TASK INSTRUCTIONS - If a line in the listing below has the string "Amount", copy it out.

========================================================================

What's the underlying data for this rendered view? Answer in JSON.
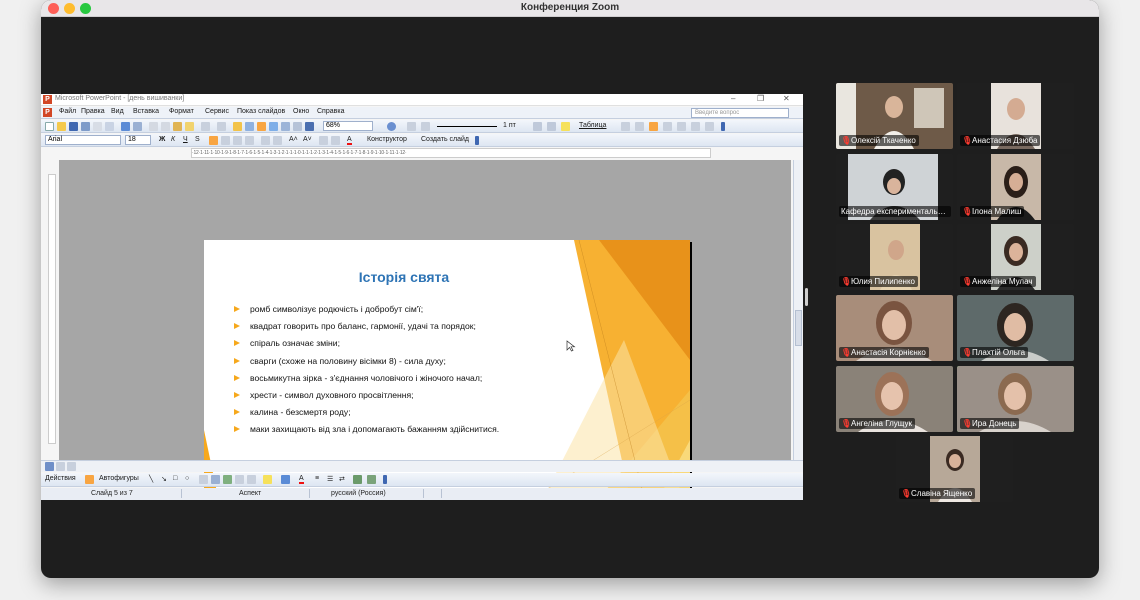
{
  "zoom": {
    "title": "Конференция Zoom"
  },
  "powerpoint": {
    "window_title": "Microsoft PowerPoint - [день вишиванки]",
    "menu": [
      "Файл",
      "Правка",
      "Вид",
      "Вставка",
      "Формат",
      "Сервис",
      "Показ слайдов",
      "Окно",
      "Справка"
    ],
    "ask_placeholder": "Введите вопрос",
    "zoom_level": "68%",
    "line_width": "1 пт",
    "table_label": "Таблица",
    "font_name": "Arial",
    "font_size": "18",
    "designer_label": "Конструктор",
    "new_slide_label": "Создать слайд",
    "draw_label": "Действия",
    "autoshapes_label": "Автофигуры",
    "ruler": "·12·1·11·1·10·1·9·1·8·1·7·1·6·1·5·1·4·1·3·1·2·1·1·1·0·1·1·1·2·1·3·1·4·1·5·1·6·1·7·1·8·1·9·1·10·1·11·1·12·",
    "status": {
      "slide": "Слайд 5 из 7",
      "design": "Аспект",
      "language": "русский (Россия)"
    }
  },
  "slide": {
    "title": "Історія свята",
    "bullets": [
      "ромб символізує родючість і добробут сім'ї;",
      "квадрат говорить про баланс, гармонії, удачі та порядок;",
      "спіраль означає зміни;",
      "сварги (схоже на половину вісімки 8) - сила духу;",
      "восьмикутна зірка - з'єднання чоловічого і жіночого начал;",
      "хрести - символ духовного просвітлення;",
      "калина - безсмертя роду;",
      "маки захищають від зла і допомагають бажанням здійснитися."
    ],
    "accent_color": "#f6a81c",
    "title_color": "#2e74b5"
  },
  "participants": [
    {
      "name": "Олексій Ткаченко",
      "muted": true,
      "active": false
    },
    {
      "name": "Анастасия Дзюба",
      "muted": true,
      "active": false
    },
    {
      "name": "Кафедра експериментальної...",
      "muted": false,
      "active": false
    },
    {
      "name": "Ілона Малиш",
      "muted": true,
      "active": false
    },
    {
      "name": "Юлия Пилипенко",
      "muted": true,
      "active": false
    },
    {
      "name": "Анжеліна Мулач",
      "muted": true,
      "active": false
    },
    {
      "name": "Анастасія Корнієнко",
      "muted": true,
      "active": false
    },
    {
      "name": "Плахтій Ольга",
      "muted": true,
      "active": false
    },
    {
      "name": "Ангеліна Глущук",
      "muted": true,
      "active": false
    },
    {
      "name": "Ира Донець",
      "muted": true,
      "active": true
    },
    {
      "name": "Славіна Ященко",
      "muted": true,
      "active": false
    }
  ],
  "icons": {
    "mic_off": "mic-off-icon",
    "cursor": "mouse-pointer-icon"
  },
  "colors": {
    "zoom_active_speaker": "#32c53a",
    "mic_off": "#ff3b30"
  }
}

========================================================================

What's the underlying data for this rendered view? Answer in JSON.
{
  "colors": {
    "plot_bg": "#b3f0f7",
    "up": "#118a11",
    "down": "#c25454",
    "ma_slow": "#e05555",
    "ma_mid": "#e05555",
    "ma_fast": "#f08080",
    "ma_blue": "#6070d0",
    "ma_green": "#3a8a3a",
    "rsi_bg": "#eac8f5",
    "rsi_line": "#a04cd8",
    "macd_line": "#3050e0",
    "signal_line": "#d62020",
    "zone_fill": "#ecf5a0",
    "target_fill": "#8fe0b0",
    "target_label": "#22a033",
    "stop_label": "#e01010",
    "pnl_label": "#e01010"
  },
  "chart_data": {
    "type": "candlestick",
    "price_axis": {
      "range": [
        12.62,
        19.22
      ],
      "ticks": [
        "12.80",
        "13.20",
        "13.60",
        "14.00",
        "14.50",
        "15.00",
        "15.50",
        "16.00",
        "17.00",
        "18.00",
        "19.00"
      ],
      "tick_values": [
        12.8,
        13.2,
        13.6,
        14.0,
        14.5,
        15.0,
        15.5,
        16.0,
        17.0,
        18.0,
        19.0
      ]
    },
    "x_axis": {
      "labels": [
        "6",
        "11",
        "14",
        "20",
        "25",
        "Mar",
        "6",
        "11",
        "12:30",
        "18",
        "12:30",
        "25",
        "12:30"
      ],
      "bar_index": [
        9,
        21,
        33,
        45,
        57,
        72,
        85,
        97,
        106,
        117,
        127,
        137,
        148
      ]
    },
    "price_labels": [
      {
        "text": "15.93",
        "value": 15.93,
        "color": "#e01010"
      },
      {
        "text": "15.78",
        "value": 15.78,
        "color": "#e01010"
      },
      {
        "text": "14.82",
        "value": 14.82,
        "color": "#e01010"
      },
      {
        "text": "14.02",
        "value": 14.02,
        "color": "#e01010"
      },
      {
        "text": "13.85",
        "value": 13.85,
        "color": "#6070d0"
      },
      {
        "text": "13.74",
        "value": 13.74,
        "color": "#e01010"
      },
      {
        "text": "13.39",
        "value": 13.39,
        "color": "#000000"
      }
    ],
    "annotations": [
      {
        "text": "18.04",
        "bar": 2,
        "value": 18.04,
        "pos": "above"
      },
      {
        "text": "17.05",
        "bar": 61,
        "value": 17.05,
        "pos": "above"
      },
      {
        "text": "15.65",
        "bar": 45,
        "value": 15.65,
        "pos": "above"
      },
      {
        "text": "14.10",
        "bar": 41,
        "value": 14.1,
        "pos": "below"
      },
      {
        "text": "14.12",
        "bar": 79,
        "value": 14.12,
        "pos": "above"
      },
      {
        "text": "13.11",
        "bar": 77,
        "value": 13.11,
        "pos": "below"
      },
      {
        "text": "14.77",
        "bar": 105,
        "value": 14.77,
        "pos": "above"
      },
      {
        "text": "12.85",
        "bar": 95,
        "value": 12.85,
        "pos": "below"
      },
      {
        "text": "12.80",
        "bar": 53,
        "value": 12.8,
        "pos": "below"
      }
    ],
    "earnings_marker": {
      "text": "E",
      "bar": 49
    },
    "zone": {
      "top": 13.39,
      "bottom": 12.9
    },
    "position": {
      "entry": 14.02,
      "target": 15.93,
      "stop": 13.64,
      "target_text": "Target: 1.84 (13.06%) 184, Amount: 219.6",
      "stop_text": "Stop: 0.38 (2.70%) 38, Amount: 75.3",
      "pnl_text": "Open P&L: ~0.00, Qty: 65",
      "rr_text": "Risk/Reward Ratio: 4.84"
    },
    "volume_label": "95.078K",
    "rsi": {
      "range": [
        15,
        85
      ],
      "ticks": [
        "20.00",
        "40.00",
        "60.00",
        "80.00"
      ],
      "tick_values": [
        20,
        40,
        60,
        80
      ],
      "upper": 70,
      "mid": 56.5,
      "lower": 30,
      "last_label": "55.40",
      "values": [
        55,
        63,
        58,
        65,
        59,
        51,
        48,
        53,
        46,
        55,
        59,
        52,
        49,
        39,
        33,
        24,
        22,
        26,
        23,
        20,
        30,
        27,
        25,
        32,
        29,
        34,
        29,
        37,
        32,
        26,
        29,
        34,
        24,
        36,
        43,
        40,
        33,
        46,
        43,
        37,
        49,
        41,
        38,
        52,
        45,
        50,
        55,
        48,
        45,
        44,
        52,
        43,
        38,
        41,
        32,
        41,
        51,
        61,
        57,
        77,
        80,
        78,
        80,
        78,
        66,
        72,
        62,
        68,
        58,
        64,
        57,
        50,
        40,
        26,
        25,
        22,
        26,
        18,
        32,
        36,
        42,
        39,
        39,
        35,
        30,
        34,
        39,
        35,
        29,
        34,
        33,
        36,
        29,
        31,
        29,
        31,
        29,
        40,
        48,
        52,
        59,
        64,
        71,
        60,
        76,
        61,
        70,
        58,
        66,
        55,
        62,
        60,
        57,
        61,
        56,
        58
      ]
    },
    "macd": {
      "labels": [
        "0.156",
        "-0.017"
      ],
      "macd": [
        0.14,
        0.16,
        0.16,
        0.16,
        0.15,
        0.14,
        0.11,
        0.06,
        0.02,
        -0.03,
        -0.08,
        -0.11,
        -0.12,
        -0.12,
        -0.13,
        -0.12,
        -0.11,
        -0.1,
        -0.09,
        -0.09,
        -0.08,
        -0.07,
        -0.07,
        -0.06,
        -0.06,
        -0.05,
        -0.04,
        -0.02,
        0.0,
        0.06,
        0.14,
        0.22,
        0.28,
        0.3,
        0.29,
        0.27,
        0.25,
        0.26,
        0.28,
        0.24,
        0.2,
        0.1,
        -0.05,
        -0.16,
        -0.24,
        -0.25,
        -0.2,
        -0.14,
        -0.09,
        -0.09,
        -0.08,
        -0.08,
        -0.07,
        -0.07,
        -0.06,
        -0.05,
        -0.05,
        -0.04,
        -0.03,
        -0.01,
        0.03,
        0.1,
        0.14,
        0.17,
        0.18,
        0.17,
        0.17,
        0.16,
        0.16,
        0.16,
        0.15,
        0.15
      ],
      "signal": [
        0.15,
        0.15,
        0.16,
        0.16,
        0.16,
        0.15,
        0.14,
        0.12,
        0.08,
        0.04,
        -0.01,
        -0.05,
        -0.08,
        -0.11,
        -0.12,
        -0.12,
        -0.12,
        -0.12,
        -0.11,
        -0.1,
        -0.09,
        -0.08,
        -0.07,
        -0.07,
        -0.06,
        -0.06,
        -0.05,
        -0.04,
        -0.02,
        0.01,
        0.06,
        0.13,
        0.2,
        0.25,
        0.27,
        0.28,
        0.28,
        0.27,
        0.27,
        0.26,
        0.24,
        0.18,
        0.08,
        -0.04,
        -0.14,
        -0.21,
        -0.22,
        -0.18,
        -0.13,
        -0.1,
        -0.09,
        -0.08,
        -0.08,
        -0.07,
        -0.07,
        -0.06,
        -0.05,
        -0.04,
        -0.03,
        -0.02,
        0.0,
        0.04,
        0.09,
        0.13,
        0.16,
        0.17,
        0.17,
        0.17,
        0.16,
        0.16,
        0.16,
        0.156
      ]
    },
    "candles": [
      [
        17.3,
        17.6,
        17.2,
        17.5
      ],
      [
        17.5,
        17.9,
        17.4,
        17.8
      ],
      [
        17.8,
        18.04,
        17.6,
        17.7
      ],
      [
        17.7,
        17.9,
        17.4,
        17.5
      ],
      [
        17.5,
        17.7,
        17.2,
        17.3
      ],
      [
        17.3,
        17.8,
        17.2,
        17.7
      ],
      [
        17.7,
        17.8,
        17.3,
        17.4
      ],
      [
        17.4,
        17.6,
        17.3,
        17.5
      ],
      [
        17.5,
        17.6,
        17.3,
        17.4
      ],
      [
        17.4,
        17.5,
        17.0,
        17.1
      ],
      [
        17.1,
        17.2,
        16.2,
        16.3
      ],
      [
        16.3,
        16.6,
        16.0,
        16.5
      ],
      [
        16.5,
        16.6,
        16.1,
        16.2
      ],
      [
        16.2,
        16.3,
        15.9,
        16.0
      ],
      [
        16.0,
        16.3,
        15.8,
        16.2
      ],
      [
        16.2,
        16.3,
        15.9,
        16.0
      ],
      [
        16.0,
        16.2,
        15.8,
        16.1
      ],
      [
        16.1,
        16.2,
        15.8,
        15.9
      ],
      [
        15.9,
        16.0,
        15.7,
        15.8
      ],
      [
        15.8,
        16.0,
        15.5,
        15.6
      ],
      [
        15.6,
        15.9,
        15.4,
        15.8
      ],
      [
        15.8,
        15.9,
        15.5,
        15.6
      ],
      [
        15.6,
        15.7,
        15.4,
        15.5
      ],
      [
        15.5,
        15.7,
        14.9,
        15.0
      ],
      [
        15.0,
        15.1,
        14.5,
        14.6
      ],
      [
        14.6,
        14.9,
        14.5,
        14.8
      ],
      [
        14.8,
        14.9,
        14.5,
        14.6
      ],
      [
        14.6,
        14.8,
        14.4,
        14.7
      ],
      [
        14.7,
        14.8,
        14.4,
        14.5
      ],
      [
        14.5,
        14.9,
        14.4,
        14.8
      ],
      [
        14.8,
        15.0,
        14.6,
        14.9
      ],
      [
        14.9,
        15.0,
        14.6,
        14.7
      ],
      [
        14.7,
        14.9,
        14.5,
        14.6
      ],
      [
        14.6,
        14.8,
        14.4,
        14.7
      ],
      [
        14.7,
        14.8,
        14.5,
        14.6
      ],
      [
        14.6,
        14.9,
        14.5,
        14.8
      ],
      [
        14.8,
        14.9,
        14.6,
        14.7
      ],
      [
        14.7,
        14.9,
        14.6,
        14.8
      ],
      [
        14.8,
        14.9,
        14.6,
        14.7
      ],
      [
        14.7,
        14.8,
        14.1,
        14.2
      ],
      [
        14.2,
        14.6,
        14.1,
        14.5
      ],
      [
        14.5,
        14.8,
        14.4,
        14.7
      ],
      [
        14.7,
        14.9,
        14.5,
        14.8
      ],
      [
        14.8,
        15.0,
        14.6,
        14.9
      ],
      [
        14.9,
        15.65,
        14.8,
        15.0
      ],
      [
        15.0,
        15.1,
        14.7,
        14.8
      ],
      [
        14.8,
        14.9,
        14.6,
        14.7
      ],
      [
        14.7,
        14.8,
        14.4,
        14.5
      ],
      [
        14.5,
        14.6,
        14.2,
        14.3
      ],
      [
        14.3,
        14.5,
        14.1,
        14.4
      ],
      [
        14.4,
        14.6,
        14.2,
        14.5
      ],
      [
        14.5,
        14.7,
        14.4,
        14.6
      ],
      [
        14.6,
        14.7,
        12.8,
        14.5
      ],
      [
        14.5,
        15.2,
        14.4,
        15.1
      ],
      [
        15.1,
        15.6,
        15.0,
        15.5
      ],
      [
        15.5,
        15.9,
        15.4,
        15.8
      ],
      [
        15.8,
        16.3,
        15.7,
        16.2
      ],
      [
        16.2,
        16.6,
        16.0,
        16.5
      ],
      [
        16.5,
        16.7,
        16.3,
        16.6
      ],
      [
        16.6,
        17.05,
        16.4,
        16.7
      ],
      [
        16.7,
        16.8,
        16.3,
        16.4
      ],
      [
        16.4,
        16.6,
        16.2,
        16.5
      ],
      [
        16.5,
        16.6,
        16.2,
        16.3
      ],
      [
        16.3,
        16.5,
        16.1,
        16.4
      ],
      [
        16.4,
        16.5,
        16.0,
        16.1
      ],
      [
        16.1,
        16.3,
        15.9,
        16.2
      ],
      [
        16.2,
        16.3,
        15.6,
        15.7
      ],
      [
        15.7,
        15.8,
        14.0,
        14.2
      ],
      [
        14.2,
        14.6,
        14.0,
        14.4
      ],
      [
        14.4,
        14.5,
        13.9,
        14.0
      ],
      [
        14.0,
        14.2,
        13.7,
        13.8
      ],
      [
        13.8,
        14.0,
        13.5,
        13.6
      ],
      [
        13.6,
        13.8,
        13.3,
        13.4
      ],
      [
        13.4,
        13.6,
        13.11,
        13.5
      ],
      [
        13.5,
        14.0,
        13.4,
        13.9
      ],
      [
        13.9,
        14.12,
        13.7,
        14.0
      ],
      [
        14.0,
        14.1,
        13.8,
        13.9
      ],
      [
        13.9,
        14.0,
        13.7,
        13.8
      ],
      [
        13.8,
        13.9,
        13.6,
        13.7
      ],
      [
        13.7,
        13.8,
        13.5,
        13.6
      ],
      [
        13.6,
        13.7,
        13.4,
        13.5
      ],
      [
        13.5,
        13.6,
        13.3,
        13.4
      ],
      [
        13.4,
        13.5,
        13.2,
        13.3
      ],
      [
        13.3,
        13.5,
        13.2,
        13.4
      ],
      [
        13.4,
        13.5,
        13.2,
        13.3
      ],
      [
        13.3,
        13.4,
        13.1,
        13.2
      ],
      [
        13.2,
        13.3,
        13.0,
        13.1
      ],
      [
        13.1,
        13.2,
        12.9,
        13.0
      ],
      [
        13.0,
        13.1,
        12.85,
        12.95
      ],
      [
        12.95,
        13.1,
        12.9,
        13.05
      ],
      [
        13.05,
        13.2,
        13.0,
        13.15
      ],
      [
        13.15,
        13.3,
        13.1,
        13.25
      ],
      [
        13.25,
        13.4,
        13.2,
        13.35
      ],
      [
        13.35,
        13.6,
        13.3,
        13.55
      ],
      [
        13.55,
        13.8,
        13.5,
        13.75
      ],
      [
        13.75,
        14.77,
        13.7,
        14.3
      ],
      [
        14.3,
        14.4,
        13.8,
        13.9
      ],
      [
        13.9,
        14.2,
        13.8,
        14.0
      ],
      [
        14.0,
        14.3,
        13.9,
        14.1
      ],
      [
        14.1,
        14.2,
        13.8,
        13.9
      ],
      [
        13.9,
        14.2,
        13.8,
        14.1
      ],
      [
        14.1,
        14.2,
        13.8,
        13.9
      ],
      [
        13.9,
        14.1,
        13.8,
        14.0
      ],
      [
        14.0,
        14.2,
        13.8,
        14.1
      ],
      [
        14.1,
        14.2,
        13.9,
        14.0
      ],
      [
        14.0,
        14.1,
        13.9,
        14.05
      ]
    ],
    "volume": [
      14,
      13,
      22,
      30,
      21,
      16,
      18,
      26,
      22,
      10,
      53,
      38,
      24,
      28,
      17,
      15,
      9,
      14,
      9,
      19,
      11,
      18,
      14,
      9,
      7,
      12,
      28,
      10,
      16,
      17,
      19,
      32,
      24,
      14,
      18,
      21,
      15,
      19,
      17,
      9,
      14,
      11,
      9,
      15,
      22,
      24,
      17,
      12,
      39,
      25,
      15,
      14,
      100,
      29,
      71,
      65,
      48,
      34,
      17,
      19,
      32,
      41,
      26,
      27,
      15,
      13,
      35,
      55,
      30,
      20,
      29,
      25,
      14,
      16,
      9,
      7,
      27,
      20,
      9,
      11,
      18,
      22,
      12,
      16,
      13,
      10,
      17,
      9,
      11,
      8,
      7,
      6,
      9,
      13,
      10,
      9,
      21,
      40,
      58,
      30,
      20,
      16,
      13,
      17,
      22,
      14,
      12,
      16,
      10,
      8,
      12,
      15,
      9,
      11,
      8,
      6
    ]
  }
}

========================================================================

WRITTEN RESPONSE -
      "target_text": "Target: 1.84 (13.06%) 184, Amount: 219.6",
      "stop_text": "Stop: 0.38 (2.70%) 38, Amount: 75.3",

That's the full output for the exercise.